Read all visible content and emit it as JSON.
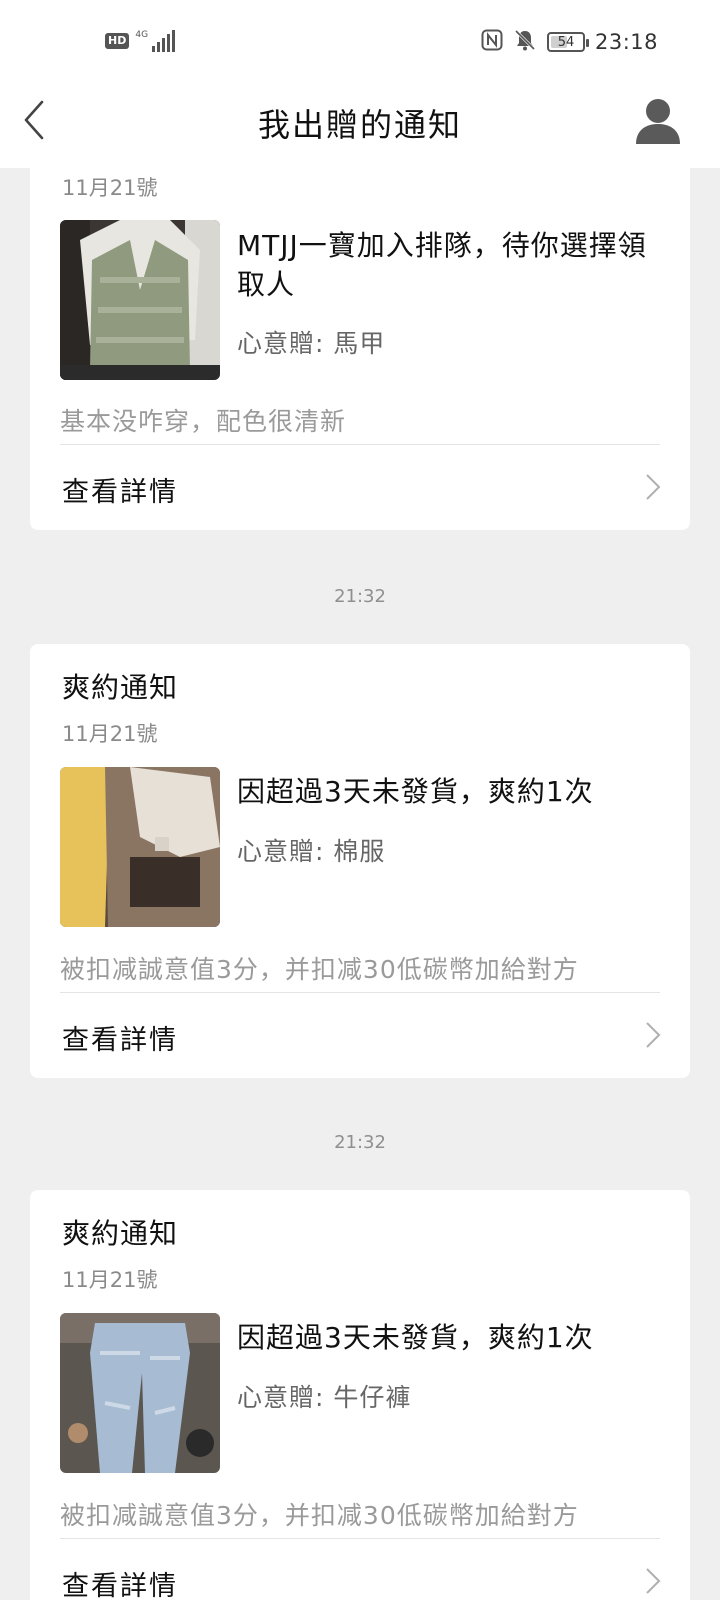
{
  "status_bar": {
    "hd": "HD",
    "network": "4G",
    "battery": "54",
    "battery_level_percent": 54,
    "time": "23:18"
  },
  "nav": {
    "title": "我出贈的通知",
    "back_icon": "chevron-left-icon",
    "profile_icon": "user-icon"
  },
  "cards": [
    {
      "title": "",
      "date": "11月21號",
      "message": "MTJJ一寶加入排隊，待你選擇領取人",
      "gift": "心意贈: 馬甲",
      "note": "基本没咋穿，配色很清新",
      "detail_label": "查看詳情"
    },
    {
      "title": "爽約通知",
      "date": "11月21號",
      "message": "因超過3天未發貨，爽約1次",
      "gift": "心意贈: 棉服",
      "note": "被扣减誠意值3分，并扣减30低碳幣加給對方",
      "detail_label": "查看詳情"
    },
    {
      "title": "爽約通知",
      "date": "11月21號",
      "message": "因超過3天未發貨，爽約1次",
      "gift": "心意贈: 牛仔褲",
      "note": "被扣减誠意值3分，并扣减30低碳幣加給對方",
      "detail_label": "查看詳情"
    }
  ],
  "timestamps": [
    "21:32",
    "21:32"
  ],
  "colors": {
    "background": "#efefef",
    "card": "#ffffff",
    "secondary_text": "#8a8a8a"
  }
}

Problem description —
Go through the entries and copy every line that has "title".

Written solution —
    "title": "我出贈的通知",
      "title": "",
      "title": "爽約通知",
      "title": "爽約通知",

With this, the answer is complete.